Utilizing Service Learning to Engage Students in Advocacy for Suicide Prevention

Michelle Hunt, University of Massachusetts Lowell

8:00 AM

The American Foundation for Suicide Prevention (AFSP) strives to reduce suicide attempts and deaths through research, education, and advocacy. AFSP has been at the forefront of changing minds about suicide prevention and creating effective means of intervention.

Stigma and myths surrounding mental illness and suicide still prevail and contribute to its incidence. People often hesitate to admit suicidal ideation and to seek help. Healthcare professionals are in a key position to identify people who are suicidal and connect them with appropriate services. In order to do this, they need to not only know about suicide but be willing to intervene.

Advocacy is the act of creating political, economic, and social change. It is the professional responsibility of those working in healthcare to be active advocates for underserved populations where care is not optimal. This ability must be learned and practiced.

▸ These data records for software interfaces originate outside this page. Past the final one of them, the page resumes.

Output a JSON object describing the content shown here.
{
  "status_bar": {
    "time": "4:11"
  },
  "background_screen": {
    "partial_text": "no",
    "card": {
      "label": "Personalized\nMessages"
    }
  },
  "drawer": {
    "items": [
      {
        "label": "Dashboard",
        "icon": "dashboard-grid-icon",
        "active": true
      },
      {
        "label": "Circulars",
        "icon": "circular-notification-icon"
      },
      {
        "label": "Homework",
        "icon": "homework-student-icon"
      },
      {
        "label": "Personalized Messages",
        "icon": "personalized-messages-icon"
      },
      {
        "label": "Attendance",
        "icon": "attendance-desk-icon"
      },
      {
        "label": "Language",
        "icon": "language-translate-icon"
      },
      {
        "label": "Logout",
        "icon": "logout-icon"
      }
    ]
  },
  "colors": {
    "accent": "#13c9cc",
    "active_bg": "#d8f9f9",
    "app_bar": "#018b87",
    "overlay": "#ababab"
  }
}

Educational opportunities are needed to address the cognitive components of suicide as a health issue and advocacy as a professional responsibility. However, the affective and procedural domains must also be addressed in order to make the transition of this knowledge to practical use. There is substantial evidence that service learning is effective in addressing attitudes towards marginalized issues. It is also a powerful mechanism to improve self-efficacy in a skill. Establishing a partnership between UMass and AFSP to develop service learning coursework to meet the goals of educating students in health-related majors in aspects of suicide prevention and advocacy would benefit both parties. Goals would include program development and evaluation.

WE ACT's Environmental Health and Justice Leadership Training (EHJLT) Program: A Tool to Help Disseminate Research to Community Members Who Live/Work in Northern Manhattan (NYC)

David Chang, WE ACT for Environmental Justice
Taylor Morton, WE ACT for Environmental Justice

8:00 AM

Background: WE ACT for Environmental Justice is a nonprofit organization whose work centers around three pillars: research, community organizing, and advocacy. Through long standing partnerships with academic institutions such as Columbia Center for Children’s Environmental Health and the NIEHS Center in Northern Manhattan, WE ACT has fostered opportunities for the translation of research conducted by both academic institutions and community members living in Northern Manhattan.

Methods: One tool that WE ACT uses to disseminate research is the Environmental Health and Justice Leadership Training (EHJLT) Program: a 10 week course where a cohort of 25 community members are introduced to environmental concerns affecting Northern Manhattan such as Clean Air Quality, Food Justice, Toxic Products, Affordable Transportation, Healthy Indoor Environments, among others. Guest presenters who are lead investigators or have expertise in the field are also invited to share their findings.

Results/Conclusion: Surveys collected at the beginning and end of the program demonstrated an increase in environmental health literacy. Graduates of the EHJLT program build upon the knowledge they gain by participating in campaign specific working groups, lobbying to pass statewide initiatives such as the Child Safe Products Act, and giving testimony at public hearings. Translating scientific evidence into sound policy is necessary for the creation and sustainability of healthy and equitable communities. Training programs similar to the EHJLT can be a helpful and replicable model in disseminating research and fostering capacity to decrease health disparities from the ground up.